Later, after returning to Louisville, Dennis called and told me that the Helsinki scholarship had been awarded to Gloria Steinem. He thanked me for my trouble.
A word about Gloria. She served of NSA’s Executive Committee along with me, and I had a yuge crush on her. So did every other guy on the committee. She was drop-dead gorgeous, in her aviator glasses, with her long blonde tresses, and, even though she was a couple of years older than me, she made my adolescent heart go pitter-pat. Of course, my lust for her was unrequited, since she was so far above my class that I became tongue-tied whenever I attempted to speak to her.

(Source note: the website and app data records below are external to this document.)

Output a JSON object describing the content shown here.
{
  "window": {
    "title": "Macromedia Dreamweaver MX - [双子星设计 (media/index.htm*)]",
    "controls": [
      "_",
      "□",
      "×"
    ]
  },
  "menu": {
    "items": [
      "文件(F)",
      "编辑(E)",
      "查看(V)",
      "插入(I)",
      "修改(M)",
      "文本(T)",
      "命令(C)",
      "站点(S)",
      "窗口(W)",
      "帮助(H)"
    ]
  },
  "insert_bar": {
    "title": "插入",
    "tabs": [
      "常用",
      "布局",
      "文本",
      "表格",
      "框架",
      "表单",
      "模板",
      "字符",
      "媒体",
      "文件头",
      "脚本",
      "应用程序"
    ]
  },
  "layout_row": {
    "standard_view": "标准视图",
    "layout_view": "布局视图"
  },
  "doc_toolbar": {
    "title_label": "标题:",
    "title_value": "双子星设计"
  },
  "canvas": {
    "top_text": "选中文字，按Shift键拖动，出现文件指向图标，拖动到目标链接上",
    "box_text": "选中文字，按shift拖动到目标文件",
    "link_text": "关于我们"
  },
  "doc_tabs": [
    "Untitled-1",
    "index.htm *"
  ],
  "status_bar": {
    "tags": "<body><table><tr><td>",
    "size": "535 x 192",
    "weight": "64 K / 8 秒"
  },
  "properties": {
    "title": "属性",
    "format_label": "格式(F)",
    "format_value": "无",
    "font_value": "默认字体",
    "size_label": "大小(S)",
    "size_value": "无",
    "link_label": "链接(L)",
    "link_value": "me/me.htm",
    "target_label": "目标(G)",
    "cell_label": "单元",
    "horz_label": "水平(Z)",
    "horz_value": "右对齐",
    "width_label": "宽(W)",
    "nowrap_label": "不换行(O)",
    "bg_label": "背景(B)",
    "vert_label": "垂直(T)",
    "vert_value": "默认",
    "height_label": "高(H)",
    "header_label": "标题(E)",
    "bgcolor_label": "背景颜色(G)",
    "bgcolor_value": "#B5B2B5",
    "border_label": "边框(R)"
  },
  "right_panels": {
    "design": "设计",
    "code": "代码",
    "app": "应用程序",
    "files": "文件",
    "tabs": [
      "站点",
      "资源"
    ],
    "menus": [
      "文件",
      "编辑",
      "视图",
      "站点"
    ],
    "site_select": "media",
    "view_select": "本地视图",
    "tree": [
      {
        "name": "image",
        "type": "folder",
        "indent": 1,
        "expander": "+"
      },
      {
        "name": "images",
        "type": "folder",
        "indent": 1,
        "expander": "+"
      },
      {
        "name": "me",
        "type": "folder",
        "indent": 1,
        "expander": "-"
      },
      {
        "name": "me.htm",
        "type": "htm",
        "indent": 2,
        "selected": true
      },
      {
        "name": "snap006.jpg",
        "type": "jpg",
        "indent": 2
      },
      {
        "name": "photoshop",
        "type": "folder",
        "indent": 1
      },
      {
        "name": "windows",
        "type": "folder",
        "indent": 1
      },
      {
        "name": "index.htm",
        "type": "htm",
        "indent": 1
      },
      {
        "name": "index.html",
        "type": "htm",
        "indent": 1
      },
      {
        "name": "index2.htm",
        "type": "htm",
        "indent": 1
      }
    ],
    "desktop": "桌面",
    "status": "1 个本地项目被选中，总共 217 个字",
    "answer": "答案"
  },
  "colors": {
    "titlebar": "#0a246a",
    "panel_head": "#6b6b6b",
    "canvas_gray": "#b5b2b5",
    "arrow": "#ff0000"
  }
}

Years later, the proverbial cat was let out of the bag. In its March 1967 issue, Ramparts, a glossy West Coast muckraking periodical that strongly opposed American involvement in the war in Vietnam, published an exposé of the close relationship between the Central Intelligence Agency and the National Student Association. USNSA was then the leading American organization representing college students, with branches on about 400 campuses. Its ties with the CIA were formed in the early years of both institutions following World War II, as the Cold War was getting under way.
According to Ramparts, the CIA had been providing much of the funding for the USNSA through various “conduits.” NSA officers, many of them wittingly, had served the interests of the CIA by participating actively in international youth and student movements. NSA was a front for “The Company.”
Gloria acknowledged having worked for the CIA in the early 1960s in interviews given to The New York Times and The Washington Post in 1967, in the wake of the Ramparts magazine CIA exposures. In her book My Life on the Road, Steinem spoke openly about the relationship she had with the CIA and defended the CIA relationship, saying: "In my experience [the CIA] was completely different from its image; it was liberal, nonviolent and honorable."
When I found out that I was an agent (read, “dupe”) for the CIA, I was flabbergasted. If only they had told me. I would have bought a fedora and a trenchcoat, and started smoking French cigarettes. If only I have been smart enough to realize that those “old guys” were CIA spooks, I might have talked my way into an adventure in Helsinki. If only I had mustered up the courage to ask Gloria Steinem for a date. For all sad words of tongue and pen, the saddest are these, “It might have been”.
The years have passed, and we have all sold out, to some extent. Steinem had in the past been critical of the institution of marriage, saying that "marriage was the model for slavery law in this country". She is famous for saying that “A woman needs a man, like a fish needs a bicycle,” But she eventually found the time to get married. Twice.
In 1985, USNSA sued the CIA in Federal Court. The Court found: “From 1952 to 1967 a covert relationship existed between the USNSA and the CIA. During that period, the CIA secretly funded the USNSA and made occasional ‘operational use’ of individual students. Following public disclosure of this relationship in February 1967, the CIA and the USNSA officially terminated their association.” USNSA lost the lawsuit.
I saw a photo recently, where Gloria was receiving the Medal of Freedom from President Obama. For an old broad, she is still not bad looking. I, of course, am just as handsome as I ever was. I no longer agree with her far-left political ideas, and I find her bragging about her abortions depressing.
But I still fantasize about going to Helsinki with her, and maybe sneaking over to Leningrad to do some spying on the Russkies. Champagne and caviar at the Kempinski Hotel, with my Walther PPK pistol in my pocket. “It might have been”. Sigh.